Climate change in Switzerland: A review of physical, institutional and political aspects

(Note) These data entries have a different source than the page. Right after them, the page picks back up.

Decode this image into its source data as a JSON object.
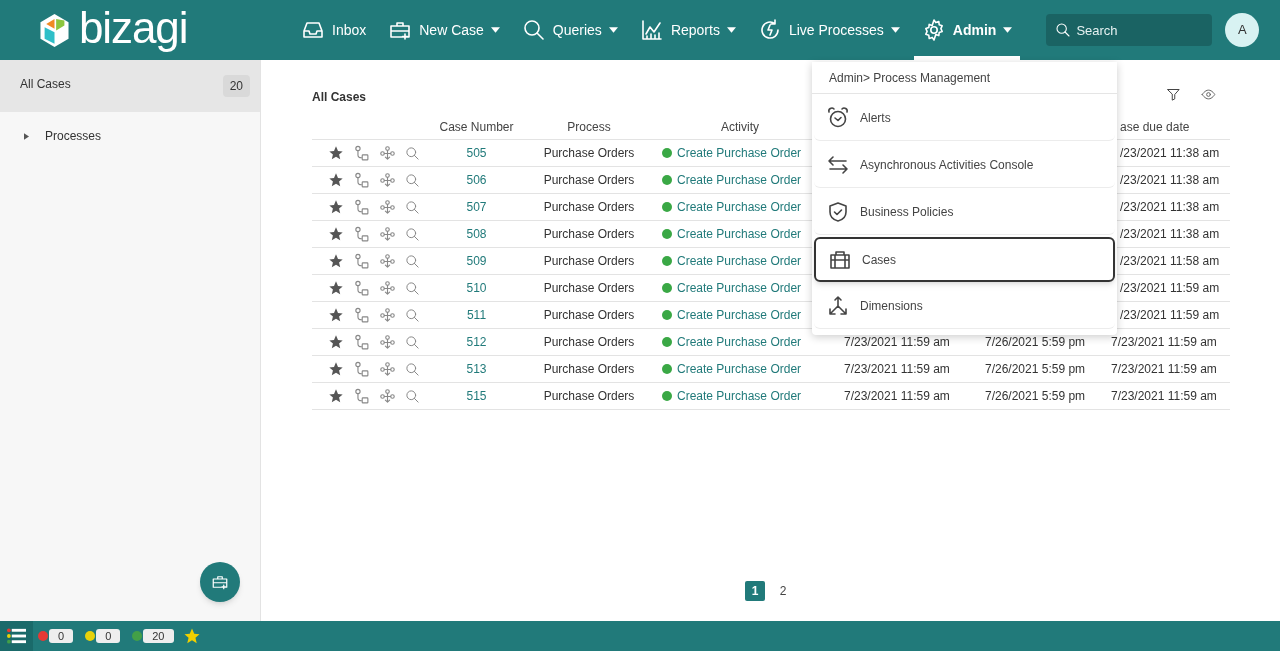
{
  "logo": {
    "text": "bizagi"
  },
  "nav": [
    {
      "label": "Inbox",
      "dropdown": false,
      "selected": false
    },
    {
      "label": "New Case",
      "dropdown": true,
      "selected": false
    },
    {
      "label": "Queries",
      "dropdown": true,
      "selected": false
    },
    {
      "label": "Reports",
      "dropdown": true,
      "selected": false
    },
    {
      "label": "Live Processes",
      "dropdown": true,
      "selected": false
    },
    {
      "label": "Admin",
      "dropdown": true,
      "selected": true
    }
  ],
  "search": {
    "placeholder": "Search"
  },
  "avatar": {
    "initial": "A"
  },
  "sidebar": {
    "items": [
      {
        "label": "All Cases",
        "count": "20",
        "selected": true
      },
      {
        "label": "Processes",
        "expanded": false,
        "selected": false
      }
    ]
  },
  "table": {
    "title": "All Cases",
    "columns": [
      "Case Number",
      "Process",
      "Activity"
    ],
    "due_column": "ase due date",
    "rows": [
      {
        "starred": true,
        "case_number": "505",
        "process": "Purchase Orders",
        "activity": "Create Purchase Order",
        "due": "/23/2021 11:38 am"
      },
      {
        "starred": true,
        "case_number": "506",
        "process": "Purchase Orders",
        "activity": "Create Purchase Order",
        "due": "/23/2021 11:38 am"
      },
      {
        "starred": true,
        "case_number": "507",
        "process": "Purchase Orders",
        "activity": "Create Purchase Order",
        "due": "/23/2021 11:38 am"
      },
      {
        "starred": true,
        "case_number": "508",
        "process": "Purchase Orders",
        "activity": "Create Purchase Order",
        "due": "/23/2021 11:38 am"
      },
      {
        "starred": true,
        "case_number": "509",
        "process": "Purchase Orders",
        "activity": "Create Purchase Order",
        "due": "/23/2021 11:58 am"
      },
      {
        "starred": true,
        "case_number": "510",
        "process": "Purchase Orders",
        "activity": "Create Purchase Order",
        "due": "/23/2021 11:59 am"
      },
      {
        "starred": true,
        "case_number": "511",
        "process": "Purchase Orders",
        "activity": "Create Purchase Order",
        "due": "/23/2021 11:59 am"
      },
      {
        "starred": true,
        "case_number": "512",
        "process": "Purchase Orders",
        "activity": "Create Purchase Order",
        "created": "7/23/2021 11:59 am",
        "solution": "7/26/2021 5:59 pm",
        "due": "7/23/2021 11:59 am"
      },
      {
        "starred": true,
        "case_number": "513",
        "process": "Purchase Orders",
        "activity": "Create Purchase Order",
        "created": "7/23/2021 11:59 am",
        "solution": "7/26/2021 5:59 pm",
        "due": "7/23/2021 11:59 am"
      },
      {
        "starred": true,
        "case_number": "515",
        "process": "Purchase Orders",
        "activity": "Create Purchase Order",
        "created": "7/23/2021 11:59 am",
        "solution": "7/26/2021 5:59 pm",
        "due": "7/23/2021 11:59 am"
      }
    ]
  },
  "pagination": [
    {
      "label": "1",
      "selected": true
    },
    {
      "label": "2",
      "selected": false
    }
  ],
  "admin_menu": {
    "title": "Admin> Process Management",
    "items": [
      {
        "label": "Alerts",
        "selected": false
      },
      {
        "label": "Asynchronous Activities Console",
        "selected": false
      },
      {
        "label": "Business Policies",
        "selected": false
      },
      {
        "label": "Cases",
        "selected": true
      },
      {
        "label": "Dimensions",
        "selected": false
      }
    ]
  },
  "status_bar": {
    "counters": [
      {
        "color": "#e53935",
        "count": "0"
      },
      {
        "color": "#e8d20a",
        "count": "0"
      },
      {
        "color": "#43a047",
        "count": "20"
      }
    ]
  }
}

Climate change is clearly discernible in observed climate records in Switzerland. It impacts on natural systems, ecosystems, and economic sectors such as agriculture, tourism, and energy, and it affects Swiss livelihood in various ways. The observed and projected changes call for a response from the political system, which in Switzerland is characterized by federalism and direct democratic instruments. Swiss climate science embraces natural and social sciences and builds on institutionalized links between researchers, public and private stakeholders. In this article, we review the physical, institutional, and political aspects of climate change in Switzerland. We show how the current state of Swiss climate science and policy developed over the past 20 years in the context of international developments and national responses. Specific to Switzerland is its topographic setting with mountain regions and lowlands on both sides of the Alpine ridge, which makes climate change clearly apparent and for some aspects (tourist sector, hydropower, and extreme events) highly relevant and better perceivable (e.g., retreating glaciers). Not surprisingly the Alpine region is of central interest in Swiss climate change studies.